HONG KONG - For handlers of AIG's massive IPO of its Asian life insurance unit, getting investors to recognize the name and the size of the business is the easy part.
A more difficult task will be assigning the right valuation to the company, and to do so before the region's equity markets fall further.
The planned size of American International Assurance's (AIA) Hong Kong IPO has ballooned, from around $5 billion a year ago to more than $10 billion. Some reports say it may raise $20 billion.
AIA's IPO plans grew as Hong Kong and China's stock markets surged in the second half, boosting valuations of the region's insurance companies with them.
While AIG suffered a near collapse and a U.S. government bailout, AIA has kept its crown jewel reputation intact.
Hong Kong-based AIA manages more than $60 billion of assets and provides coverage to about 20 million customers throughout Asia, or close to a third of AIG's total customer base.
But putting an exact price tag on AIA may be more difficult than it looks.
As a regional insurer, AIA stands apart from other IPOs in the industry. Still, for Asia focused investors wanting to bet on the industry's growth prospects, they're spoiled for choice at the moment.
Korea Life, the country's No.2 life insurer, plans to raise up to $2 billion next month, while Dai-ichi Mutual Life Insurance is set to kick off an offering that could value Japan's second-largest life insurer at up to $22 billion.
Markets are also working against AIA's IPO timing. MSCI's index of Asian stock markets outside Japan .MIAPJ0000PUS is down 6.5 percent this year. That means selling IPOs is only getting tougher, as seen in the dismal openings lately of some highly touted Hong Kong deals.

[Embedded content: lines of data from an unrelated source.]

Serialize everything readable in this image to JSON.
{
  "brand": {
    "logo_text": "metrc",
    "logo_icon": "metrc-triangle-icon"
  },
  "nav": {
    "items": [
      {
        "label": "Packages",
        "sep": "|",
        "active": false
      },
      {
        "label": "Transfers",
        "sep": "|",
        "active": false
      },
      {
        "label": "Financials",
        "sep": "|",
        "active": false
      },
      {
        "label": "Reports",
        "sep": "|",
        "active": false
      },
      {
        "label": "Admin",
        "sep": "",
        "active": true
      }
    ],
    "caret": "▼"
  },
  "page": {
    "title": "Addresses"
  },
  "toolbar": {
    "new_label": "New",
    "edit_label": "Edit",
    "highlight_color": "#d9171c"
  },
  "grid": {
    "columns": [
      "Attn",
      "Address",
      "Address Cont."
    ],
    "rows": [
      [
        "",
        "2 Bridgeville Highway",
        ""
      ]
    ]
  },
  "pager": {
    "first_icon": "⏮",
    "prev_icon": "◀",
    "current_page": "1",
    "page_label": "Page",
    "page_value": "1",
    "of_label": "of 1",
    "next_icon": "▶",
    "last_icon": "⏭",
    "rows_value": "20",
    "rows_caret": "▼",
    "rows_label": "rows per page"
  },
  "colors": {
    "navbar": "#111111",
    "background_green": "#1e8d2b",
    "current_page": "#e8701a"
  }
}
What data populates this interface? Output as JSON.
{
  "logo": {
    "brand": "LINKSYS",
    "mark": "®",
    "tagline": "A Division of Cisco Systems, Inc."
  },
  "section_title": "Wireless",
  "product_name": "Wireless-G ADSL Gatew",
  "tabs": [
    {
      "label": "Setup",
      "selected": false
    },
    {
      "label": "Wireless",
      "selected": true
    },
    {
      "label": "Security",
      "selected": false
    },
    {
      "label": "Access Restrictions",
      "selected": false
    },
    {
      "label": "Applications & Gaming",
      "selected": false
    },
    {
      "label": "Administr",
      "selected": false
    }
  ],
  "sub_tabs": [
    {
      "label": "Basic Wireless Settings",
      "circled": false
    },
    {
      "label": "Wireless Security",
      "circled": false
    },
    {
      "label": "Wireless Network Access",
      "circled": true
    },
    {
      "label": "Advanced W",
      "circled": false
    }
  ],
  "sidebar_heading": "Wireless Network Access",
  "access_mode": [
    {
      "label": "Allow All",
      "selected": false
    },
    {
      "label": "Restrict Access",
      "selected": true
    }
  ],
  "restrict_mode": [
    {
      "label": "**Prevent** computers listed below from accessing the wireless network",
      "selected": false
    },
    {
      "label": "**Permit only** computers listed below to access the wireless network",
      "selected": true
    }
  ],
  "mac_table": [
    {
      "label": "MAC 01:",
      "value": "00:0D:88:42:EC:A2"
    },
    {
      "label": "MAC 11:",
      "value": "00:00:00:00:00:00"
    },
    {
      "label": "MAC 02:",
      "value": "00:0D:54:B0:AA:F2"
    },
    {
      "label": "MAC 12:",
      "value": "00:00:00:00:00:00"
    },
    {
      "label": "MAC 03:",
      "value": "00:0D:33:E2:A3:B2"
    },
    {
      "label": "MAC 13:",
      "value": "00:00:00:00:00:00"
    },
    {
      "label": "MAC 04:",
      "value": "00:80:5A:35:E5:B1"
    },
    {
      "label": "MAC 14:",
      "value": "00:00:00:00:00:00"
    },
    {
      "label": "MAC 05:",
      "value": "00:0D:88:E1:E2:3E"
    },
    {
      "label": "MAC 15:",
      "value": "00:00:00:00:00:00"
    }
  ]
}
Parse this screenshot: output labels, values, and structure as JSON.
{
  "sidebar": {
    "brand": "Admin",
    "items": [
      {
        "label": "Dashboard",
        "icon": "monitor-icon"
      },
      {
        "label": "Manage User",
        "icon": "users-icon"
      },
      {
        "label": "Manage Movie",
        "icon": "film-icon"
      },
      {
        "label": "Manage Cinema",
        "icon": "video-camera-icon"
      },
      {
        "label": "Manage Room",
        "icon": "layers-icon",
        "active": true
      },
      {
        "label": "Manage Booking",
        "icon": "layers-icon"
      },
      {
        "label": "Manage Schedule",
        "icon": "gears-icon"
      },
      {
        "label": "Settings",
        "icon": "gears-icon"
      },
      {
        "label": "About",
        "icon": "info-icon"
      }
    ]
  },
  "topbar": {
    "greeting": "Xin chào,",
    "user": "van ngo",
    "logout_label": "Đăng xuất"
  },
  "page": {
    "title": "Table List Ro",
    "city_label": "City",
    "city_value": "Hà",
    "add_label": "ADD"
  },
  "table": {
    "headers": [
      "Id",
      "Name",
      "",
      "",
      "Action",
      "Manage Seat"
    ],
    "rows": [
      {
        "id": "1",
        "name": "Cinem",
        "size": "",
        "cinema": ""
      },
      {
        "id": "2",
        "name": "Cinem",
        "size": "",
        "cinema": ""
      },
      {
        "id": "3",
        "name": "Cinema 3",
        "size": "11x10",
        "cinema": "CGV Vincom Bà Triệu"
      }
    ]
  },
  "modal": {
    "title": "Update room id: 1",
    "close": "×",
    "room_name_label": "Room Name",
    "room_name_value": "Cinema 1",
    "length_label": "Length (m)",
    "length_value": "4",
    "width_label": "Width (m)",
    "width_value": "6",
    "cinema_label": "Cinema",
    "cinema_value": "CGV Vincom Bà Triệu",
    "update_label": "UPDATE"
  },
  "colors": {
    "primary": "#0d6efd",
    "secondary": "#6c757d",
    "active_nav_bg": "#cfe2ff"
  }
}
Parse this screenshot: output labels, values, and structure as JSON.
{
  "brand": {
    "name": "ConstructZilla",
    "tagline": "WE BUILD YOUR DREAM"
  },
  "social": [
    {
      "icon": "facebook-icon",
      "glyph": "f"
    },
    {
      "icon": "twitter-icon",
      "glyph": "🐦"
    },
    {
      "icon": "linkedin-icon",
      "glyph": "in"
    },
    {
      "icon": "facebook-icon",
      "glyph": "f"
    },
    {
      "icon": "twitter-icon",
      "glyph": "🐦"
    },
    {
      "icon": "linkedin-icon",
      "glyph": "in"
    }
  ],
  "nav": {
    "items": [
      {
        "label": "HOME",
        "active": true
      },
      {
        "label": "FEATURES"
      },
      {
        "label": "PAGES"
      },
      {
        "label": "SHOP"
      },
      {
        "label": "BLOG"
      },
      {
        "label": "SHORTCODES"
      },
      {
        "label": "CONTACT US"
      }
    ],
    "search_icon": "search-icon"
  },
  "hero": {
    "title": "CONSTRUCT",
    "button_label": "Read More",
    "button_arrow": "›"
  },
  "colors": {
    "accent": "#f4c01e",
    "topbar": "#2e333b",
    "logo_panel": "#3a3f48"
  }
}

With markets down, will AIA attract a valuation on par with China's top insurers? That's the $10 billion question.
Asia is home to just a handful of big listed insurers, led by China Life Insurance and rival Ping An Insurance -- the world's two most valuable life insurers by market capitalization -- and Taiwan's Cathay Financial Holdings.
Whether using embedded value -- the life insurance industry's most important measuring stick -- or price to earnings multiples, AIA's Chinese peers trade at lofty levels. That will be a key factor for investors when determining the IPO price and the total worth of the company.
AIA appears to be on track to earn $1.2 billion after taxes, Credit Suisse said in a research note. Emerging market Chinese insurers trade at a multiple of 27 times price to earnings (P/E), while developed market insurers trade on average at a 15 times P/E multiple. Using a blended multiple of 22 times for AIA, the bank says AIA could be worth a total of around $30 billion.
Companies usually sell around 25 percent of themselves to public shareholders in an IPO.
Despite AIA's move to break free from AIG, Credit Suisse and others are also factoring in concerns investors may have with associating the Asian life insurance group with its troubled parent.
AIA declined to comment for this article.
China represented about 10 percent of earnings in AIA, according to the Credit Suisse report. Overall, the mix between developed markets, including Hong Kong, Singapore and Korea and growth emerging markets, including China and Malaysia, is about 55 percent and 45 percent, respectively, the report said.
The growth rate of AIA in developed markets, such as Hong Kong, Singapore and Korea, will slow down as the penetration rate of life insurance in these countries is already high, said an insurance industry analyst who was not allowed to be identified.
Given AIG's long history in the region and AIA's leading position as a pan-Asia insurer, the company will have little trouble attracting institutional and retail investors.
But some analysts wonder about AIA's growth prospects in China's insurance market, where domestic competition is extremely fierce, and business development is famously slow.
Though AIA is the only foreign life insurer to operate a 100 percent-owned unit in China, it had only 1 percent market share in 2008 while No.1 China Life Insurance had 42.7 percent market share, according to China Insurance Regulatory Commission data. AIA is also the largest foreign insurer in China.
AIA faces tough domestic competition in other markets too, battling bank backed-life insurance firms with extensive networks.
There is little doubt AIA has a great story to tell. The question is whether the company's valuation and growth prospects match the region's other top insurers, and whether Asia's stock markets can hold up until the IPO hits.
(Editing by Michael Flaherty and Lincoln Feast)